Here are some records; copy every line that holds the word "true".
(DATA EXCERPTS)
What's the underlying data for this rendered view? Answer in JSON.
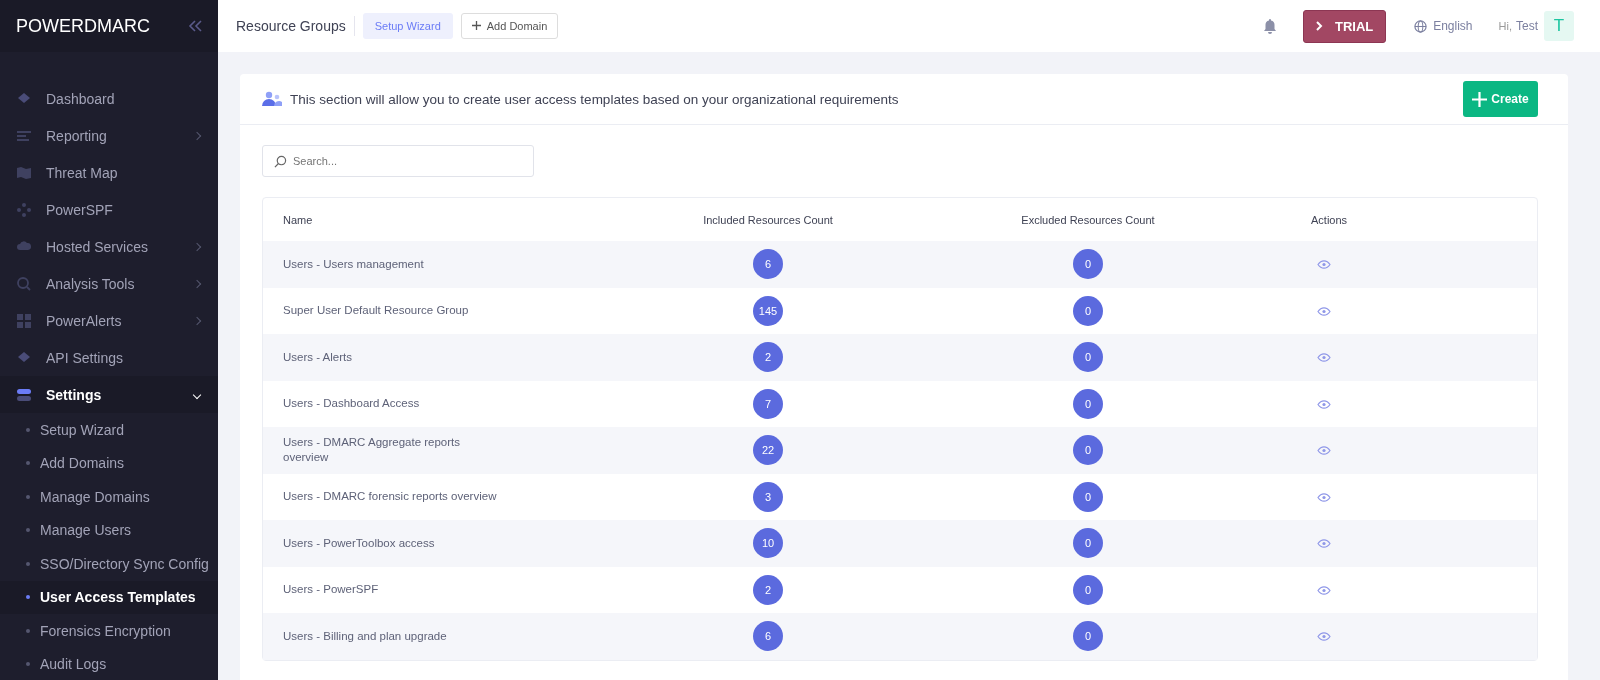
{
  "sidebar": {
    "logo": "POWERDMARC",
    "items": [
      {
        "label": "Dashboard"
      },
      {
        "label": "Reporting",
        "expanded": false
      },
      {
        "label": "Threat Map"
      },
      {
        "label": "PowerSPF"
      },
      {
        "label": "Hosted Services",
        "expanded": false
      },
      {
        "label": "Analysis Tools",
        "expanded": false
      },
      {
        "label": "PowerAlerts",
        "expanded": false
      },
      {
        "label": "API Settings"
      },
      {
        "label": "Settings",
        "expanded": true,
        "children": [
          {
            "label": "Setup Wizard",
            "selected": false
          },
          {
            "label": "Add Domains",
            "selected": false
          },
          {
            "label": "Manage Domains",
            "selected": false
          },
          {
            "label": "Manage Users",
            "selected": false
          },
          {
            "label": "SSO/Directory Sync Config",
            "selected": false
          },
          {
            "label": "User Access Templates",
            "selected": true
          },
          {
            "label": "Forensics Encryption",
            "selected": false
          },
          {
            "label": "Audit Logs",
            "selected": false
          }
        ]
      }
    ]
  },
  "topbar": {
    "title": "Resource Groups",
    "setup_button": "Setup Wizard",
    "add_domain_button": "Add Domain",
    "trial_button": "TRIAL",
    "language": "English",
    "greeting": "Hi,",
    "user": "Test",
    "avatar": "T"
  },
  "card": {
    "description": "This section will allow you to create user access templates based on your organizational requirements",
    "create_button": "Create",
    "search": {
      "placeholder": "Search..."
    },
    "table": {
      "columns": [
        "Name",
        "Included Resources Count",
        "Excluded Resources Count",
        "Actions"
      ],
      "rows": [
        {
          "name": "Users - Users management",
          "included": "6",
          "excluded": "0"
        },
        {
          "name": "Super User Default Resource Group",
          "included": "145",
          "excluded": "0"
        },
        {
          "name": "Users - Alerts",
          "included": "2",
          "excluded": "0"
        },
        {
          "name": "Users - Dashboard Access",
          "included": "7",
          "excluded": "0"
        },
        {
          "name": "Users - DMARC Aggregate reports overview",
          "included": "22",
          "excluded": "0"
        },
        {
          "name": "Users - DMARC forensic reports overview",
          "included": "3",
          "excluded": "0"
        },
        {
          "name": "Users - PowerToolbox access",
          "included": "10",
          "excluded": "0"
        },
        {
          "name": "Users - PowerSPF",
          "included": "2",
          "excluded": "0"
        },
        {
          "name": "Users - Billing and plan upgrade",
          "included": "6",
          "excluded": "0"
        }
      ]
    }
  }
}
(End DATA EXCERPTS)
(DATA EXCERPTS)
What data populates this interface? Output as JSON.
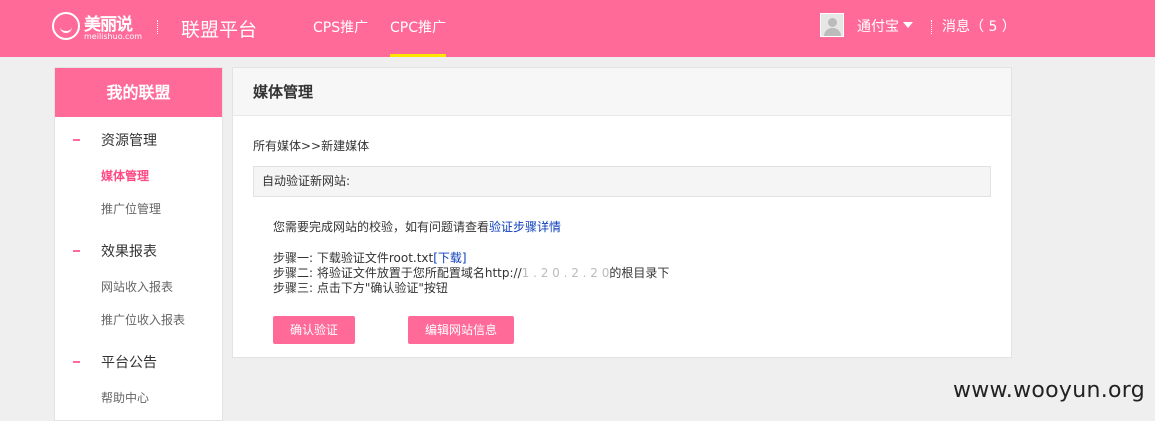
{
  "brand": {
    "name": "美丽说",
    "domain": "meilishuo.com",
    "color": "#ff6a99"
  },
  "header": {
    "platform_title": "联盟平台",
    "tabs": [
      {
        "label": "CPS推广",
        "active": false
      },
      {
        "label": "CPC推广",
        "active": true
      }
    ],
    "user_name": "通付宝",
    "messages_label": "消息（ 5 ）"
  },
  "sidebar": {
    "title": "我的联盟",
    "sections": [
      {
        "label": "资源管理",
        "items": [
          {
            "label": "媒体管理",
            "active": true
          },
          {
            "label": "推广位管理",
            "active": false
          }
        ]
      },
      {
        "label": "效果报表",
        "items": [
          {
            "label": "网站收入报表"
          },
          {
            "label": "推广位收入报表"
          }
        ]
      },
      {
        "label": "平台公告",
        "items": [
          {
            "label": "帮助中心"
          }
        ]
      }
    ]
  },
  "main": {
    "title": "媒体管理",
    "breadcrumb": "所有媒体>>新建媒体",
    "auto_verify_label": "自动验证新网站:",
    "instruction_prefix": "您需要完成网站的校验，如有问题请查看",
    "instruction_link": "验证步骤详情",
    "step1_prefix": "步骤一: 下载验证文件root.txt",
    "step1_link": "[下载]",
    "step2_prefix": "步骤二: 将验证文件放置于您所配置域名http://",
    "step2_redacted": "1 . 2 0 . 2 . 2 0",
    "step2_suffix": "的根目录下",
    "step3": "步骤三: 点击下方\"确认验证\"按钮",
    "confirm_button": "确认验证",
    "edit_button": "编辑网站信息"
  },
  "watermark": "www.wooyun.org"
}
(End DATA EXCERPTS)
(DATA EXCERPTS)
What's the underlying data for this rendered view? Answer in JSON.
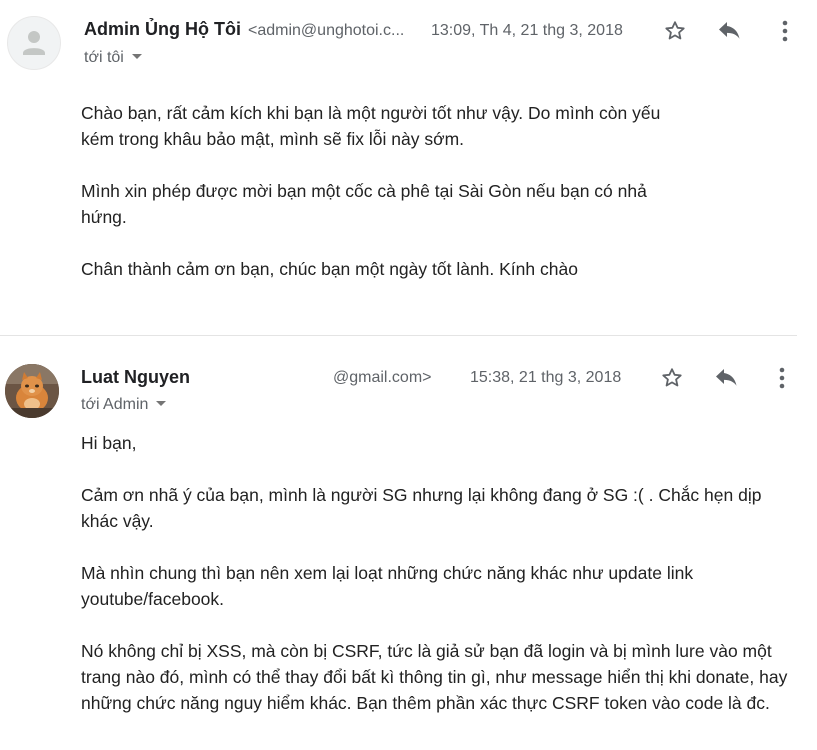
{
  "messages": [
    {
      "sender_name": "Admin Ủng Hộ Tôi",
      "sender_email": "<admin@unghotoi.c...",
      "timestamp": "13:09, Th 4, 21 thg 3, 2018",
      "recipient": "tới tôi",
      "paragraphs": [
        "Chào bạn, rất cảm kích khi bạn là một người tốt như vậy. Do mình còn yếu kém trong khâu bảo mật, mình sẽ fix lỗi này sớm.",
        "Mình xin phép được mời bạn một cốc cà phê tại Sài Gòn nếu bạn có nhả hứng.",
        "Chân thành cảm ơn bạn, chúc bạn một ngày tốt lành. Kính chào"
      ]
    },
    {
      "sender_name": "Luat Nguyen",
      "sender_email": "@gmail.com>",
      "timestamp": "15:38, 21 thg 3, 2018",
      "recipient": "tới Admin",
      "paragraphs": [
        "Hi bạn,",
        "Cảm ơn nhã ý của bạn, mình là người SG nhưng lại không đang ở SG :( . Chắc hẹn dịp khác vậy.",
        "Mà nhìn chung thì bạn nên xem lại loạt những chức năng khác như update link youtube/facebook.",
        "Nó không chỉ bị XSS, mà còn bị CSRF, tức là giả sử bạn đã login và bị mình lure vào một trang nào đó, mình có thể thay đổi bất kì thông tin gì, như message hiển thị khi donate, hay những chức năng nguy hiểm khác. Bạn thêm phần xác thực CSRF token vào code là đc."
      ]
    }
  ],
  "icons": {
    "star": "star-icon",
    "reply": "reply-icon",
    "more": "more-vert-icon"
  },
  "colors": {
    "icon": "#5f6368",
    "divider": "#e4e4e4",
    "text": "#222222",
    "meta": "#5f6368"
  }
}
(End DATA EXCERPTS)
- COMPLETED TASK
        "expanded": true,
            "selected": true
        "active": true
            "active": true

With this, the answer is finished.